**WHAT YOU HAVE TO DO**
Every line containing "Maicookies" should be copied out. Go through the entries and find them.

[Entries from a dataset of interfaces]
***

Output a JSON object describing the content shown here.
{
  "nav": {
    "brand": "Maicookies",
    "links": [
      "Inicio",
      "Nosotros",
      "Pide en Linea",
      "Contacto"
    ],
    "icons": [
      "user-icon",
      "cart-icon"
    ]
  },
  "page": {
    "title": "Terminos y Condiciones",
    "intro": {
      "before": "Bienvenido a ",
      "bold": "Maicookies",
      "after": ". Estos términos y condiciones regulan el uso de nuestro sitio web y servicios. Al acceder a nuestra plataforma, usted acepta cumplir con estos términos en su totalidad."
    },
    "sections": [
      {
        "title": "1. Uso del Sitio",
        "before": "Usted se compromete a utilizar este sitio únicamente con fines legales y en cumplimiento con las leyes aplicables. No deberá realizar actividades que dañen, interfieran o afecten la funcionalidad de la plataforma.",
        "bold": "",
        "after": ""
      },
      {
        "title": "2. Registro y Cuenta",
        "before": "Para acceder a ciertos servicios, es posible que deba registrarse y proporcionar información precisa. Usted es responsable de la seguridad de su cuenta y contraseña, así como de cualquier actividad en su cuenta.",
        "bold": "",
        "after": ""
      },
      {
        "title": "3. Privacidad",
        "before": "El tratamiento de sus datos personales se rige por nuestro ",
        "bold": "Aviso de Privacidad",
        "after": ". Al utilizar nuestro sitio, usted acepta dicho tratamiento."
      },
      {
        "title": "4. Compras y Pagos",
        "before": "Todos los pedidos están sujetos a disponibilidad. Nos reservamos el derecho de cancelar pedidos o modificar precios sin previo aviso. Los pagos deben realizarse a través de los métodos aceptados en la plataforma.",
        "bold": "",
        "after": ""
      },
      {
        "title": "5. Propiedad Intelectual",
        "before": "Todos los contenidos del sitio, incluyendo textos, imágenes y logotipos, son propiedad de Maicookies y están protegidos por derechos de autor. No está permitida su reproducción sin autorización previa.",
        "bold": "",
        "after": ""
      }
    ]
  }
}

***

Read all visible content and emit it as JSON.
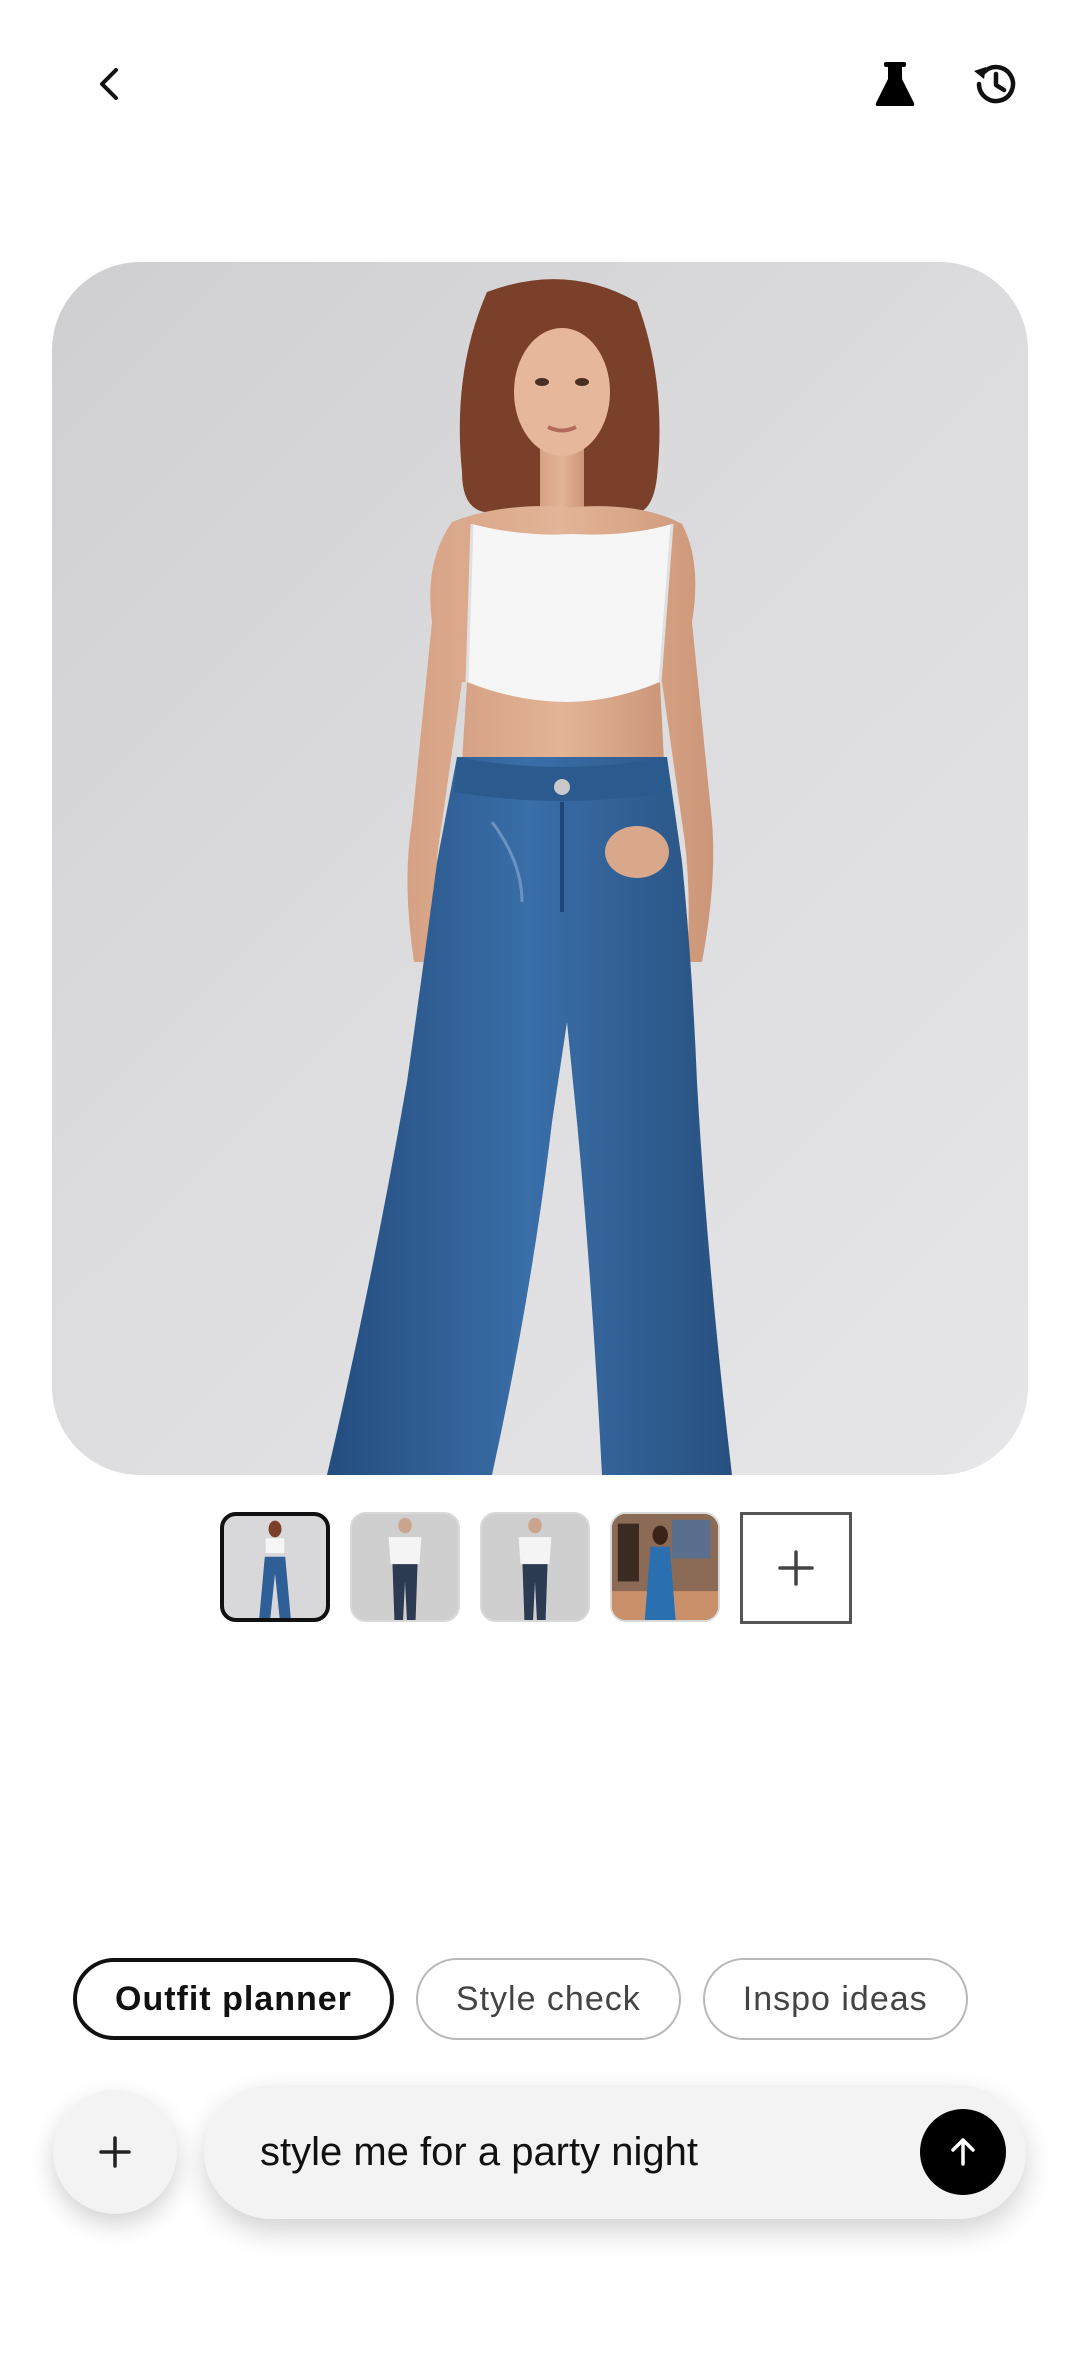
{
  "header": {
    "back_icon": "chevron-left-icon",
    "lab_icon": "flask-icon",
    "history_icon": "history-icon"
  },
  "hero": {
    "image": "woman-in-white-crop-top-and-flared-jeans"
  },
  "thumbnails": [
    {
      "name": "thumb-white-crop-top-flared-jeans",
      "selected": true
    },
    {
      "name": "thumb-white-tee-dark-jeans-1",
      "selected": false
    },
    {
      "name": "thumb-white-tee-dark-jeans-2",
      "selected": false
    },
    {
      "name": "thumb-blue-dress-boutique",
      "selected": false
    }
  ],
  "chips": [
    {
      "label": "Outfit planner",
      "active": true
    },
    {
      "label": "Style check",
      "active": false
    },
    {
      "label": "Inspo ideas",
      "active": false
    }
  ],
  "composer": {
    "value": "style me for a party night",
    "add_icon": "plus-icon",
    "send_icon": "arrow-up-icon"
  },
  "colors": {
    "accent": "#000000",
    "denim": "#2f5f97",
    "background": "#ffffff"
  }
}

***

**ANSWER BOX**
    "brand": "Maicookies",
      "bold": "Maicookies",
        "before": "Todos los contenidos del sitio, incluyendo textos, imágenes y logotipos, son propiedad de Maicookies y están protegidos por derechos de autor. No está permitida su reproducción sin autorización previa.",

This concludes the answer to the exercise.